[Provided data]

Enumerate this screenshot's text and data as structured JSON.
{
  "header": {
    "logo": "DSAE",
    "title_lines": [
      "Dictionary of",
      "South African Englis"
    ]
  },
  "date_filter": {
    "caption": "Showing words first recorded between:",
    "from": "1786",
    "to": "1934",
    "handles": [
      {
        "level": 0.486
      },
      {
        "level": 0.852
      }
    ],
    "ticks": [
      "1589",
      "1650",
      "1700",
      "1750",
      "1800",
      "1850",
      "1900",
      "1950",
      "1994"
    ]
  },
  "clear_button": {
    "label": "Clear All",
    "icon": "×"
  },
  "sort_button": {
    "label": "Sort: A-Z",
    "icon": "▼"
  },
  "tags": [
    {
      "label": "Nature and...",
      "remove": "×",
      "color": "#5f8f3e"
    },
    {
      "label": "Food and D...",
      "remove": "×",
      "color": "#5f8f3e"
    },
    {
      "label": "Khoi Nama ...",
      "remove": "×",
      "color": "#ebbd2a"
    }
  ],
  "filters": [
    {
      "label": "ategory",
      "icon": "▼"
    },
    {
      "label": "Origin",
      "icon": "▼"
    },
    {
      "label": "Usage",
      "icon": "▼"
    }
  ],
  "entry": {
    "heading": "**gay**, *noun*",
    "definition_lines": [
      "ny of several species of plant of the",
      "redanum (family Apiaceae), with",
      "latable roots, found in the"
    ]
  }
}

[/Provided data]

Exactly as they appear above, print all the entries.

> **Your solution**:
Enumerate this screenshot's text and data as structured JSON.
{
  "header": {
    "logo": "DSAE",
    "title_lines": [
      "Dictionary of",
      "South African Englis"
    ]
  },
  "date_filter": {
    "caption": "Showing words first recorded between:",
    "from": "1786",
    "to": "1934",
    "handles": [
      {
        "level": 0.486
      },
      {
        "level": 0.852
      }
    ],
    "ticks": [
      "1589",
      "1650",
      "1700",
      "1750",
      "1800",
      "1850",
      "1900",
      "1950",
      "1994"
    ]
  },
  "clear_button": {
    "label": "Clear All",
    "icon": "×"
  },
  "sort_button": {
    "label": "Sort: A-Z",
    "icon": "▼"
  },
  "tags": [
    {
      "label": "Nature and...",
      "remove": "×",
      "color": "#5f8f3e"
    },
    {
      "label": "Food and D...",
      "remove": "×",
      "color": "#5f8f3e"
    },
    {
      "label": "Khoi Nama ...",
      "remove": "×",
      "color": "#ebbd2a"
    }
  ],
  "filters": [
    {
      "label": "ategory",
      "icon": "▼"
    },
    {
      "label": "Origin",
      "icon": "▼"
    },
    {
      "label": "Usage",
      "icon": "▼"
    }
  ],
  "entry": {
    "heading": "**gay**, *noun*",
    "definition_lines": [
      "ny of several species of plant of the",
      "redanum (family Apiaceae), with",
      "latable roots, found in the"
    ]
  }
}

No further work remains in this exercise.